Mathematics can contribute to healthy aging by enhancing overall brain health. Engaging in mathematical activities encourages the growth of new brain cells and strengthens existing neural connections. This can help prevent age-related cognitive decline and diseases like Alzheimer's and dementia. Moreover, studies have revealed that engaging in mathematical training can augment the size and activity of brain regions associated with problem-solving, spatial reasoning, and cognitive flexibility. With age, these regions typically diminish and decrease in activity, potentially leading to cognitive decline. However, consistent involvement in mathematical activities can serve to safeguard these critical brain functions, thereby fostering healthy aging. In addition to promoting brain health and cognitive abilities, learning mathematics can also benefit physical and psychological health. Participating in group math activities has been shown to have a positive effect on overall well-being and may even reduce the risk of developing dementia.
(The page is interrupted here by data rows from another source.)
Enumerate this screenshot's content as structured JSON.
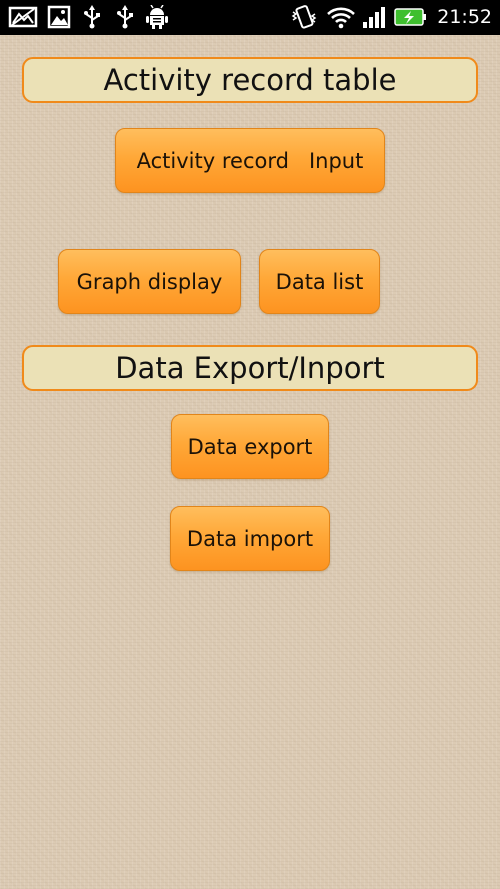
{
  "status_bar": {
    "time": "21:52",
    "icons": [
      "picture-frame-icon",
      "gallery-icon",
      "usb-icon",
      "usb-icon",
      "android-debug-icon",
      "vibrate-icon",
      "wifi-icon",
      "signal-icon",
      "battery-charging-icon"
    ],
    "accent": "#3fbf2f"
  },
  "sections": {
    "activity": {
      "title": "Activity record table"
    },
    "data": {
      "title": "Data Export/Inport"
    }
  },
  "buttons": {
    "activity_input": "Activity record   Input",
    "graph_display": "Graph display",
    "data_list": "Data list",
    "data_export": "Data export",
    "data_import": "Data import"
  },
  "colors": {
    "button_top": "#ffbe5d",
    "button_bottom": "#fd9320",
    "button_border": "#e1851a",
    "header_fill": "#ebe1b6",
    "header_border": "#f08a1a",
    "background": "#dccbb4"
  }
}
Mathematics serves as a means to comprehend and interpret the intricacies of the world. From deciphering natural patterns to unraveling the complexities of the universe, mathematics equips us with the tools to grasp and analyze the phenomena that shape our existence.
Even small efforts to improve our math skills can have significant benefits for our brains. Embracing mathematics represents a holistic mental exercise that fosters neuroplasticity, advances cognitive faculties, supports healthy aging, and uplifts overall well-being. By embracing math and challenging ourselves to learn new concepts, we can improve our brain health and become more well-rounded individuals. Mastering mathematics transcends the realm of equations and formulas; it offers an invitation to individuals of all ages and walks of life to embark on a journey of intellectual enrichment. Whether you're a student, a professional, or a retiree, there is always an opportune moment to commence your mathematical exploration and savor its myriad benefits.